Timing Considerations: It is crucial to avoid premature tilling during this period to prevent the rotovator from bringing up sods, which would hinder the creation of a fine seedbed. Patience is essential to allow adequate decomposition.
Tillage After Decomposition: Once the grass sods have sufficiently decomposed, perform tillage operations to create a fine seedbed. The soil will have improved structure and fertility due to the breakdown of organic material.
NOTE- If there are substantial amounts of roots and surface organic material being ploughed under the soil and the weather and soil remain very dry, it may take up to a year to fully decompose.
Considerations Of The Two Strategies
How much organic material needs broken down: It is important that there is not a massive excess of organic material to break down within the timeframe for the first method. If there is an abundance of grass, moss or other organic material like rushes it may need to be broken down with something like a flail topper before spraying.
Organic material will break down faster in the dark and damp under the soil so if a lot of surface organic material is present after flailing it may decompose faster under the soil than if it is left on the surface.
The moisture content of the field and the time of year: When soil is very dry and the weather is hot and dry it will take much longer for organic material to decompose using the first method.
Moisture helps break down grass and roots, so if the soil is absent of it and there is no rain you could be left with a lot of organic material not fully decayed when it is scheduled to be rotavated. If time is running out and it must be ploughed and tilled to get your crop sown, you could end up with a poor seedbed full of sods.

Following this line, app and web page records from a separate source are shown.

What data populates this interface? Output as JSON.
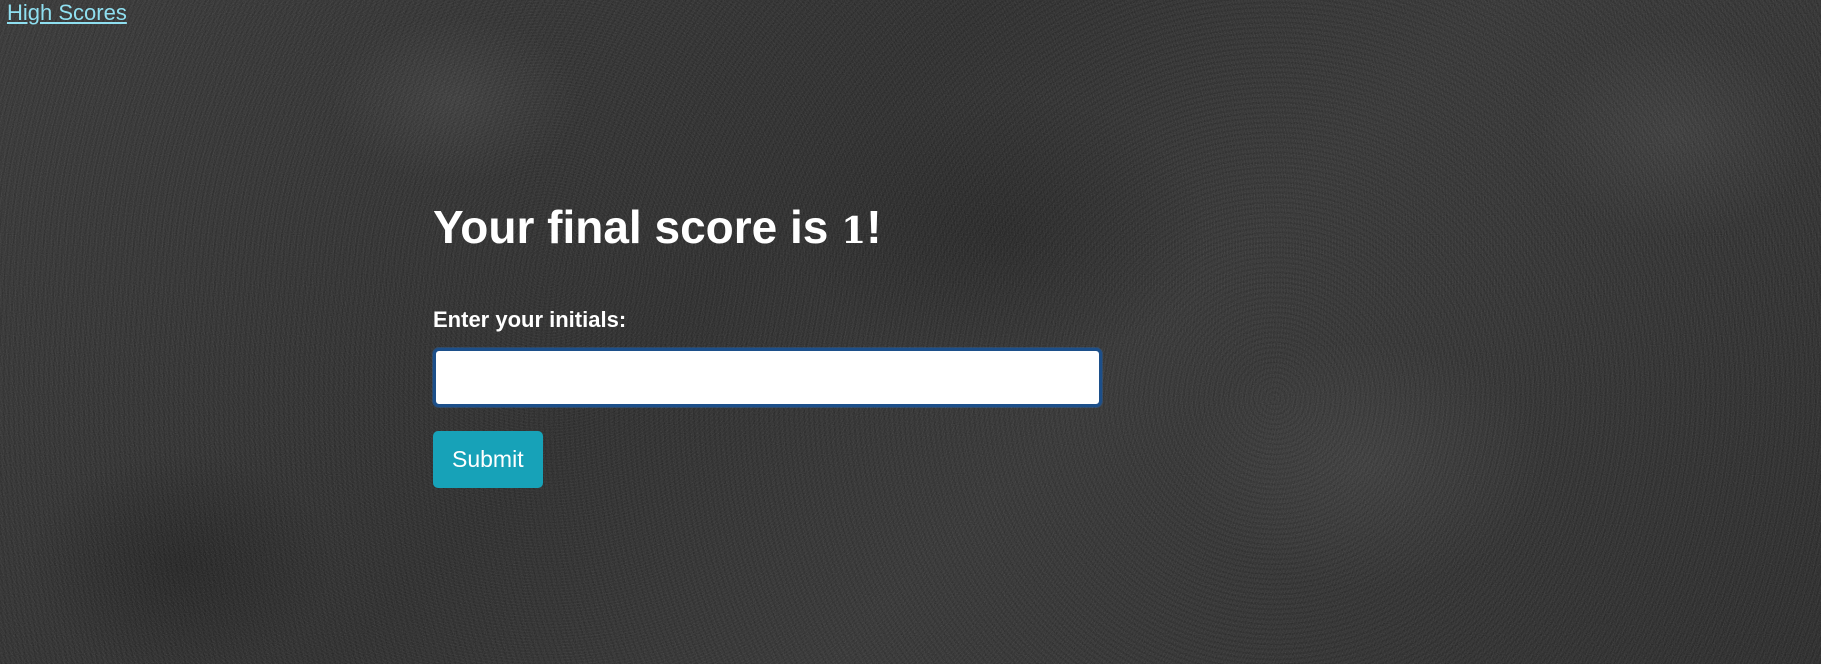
{
  "nav": {
    "high_scores_label": "High Scores"
  },
  "result": {
    "final_score_prefix": "Your final score is ",
    "score": "1",
    "final_score_suffix": "!"
  },
  "form": {
    "initials_label": "Enter your initials:",
    "initials_value": "",
    "initials_placeholder": "",
    "submit_label": "Submit"
  },
  "colors": {
    "link": "#8fdff0",
    "button_bg": "#17a2b8",
    "input_border_focus": "#1c4f8a",
    "text": "#ffffff"
  }
}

It is essential if you are using this first strategy that it is sprayed off in the earlier wetter months to ensure everything has fully broken down by springtime.
Machinery and chemicals needed: As the focus is on a good weedkill with the first method, it is important the sprayer and herbicide you use is optimal. This is also true when it comes to using a more expensive 1000 rpm rotavator to achieve a really good surface incorporation with the soil before ploughing.
Adaptability when ploughing: As farming is highly influenced by nature this also adds unpredictability.
If it has been a very sunny and dry period and the organic material doesn’t fully decompose during your timeframe for the first strategy or you need to rotavate sooner than planned this can cause problems when ploughing. A hard, dry burned off field will sometimes rotavate into a fluffy mess of brittle organic material which will catch on a ploughs skimmers, which need to be lifted up or taken off.
The plough will need to have discs on each furrow also because dry grass will not allow the plough leg through it easily. This results in large sections of dry dead grass and roots sticking out of the furrows.
This is usually not an issue when using the second method at the ploughing usually takes place in March when the soil and surface material is moister and more easily worked.
Fuel cost: Today more than ever it is essential that farming operations are economical. Using a rotavator twice uses a lot of extra fuel and wearing parts compared to the second method.
The first method is great for giving you peace of mind that when the field has reached the stage of being ploughed, there is no organic material hidden anywhere providing everything has went to plan. It is a skill to know that a field is suitable for this method to work and the extra fuel cost needs to be accounted for. For vegetables that need the soil to be sieved through a web like potatoes, this is a great method – for other vegetables where the soil is left on the ground like leeks or swedes it may not be critical to achieve such a fine tilth so deep into the soil in which case the second method may be a better strategy. Everything is trial and error – do what works best for you!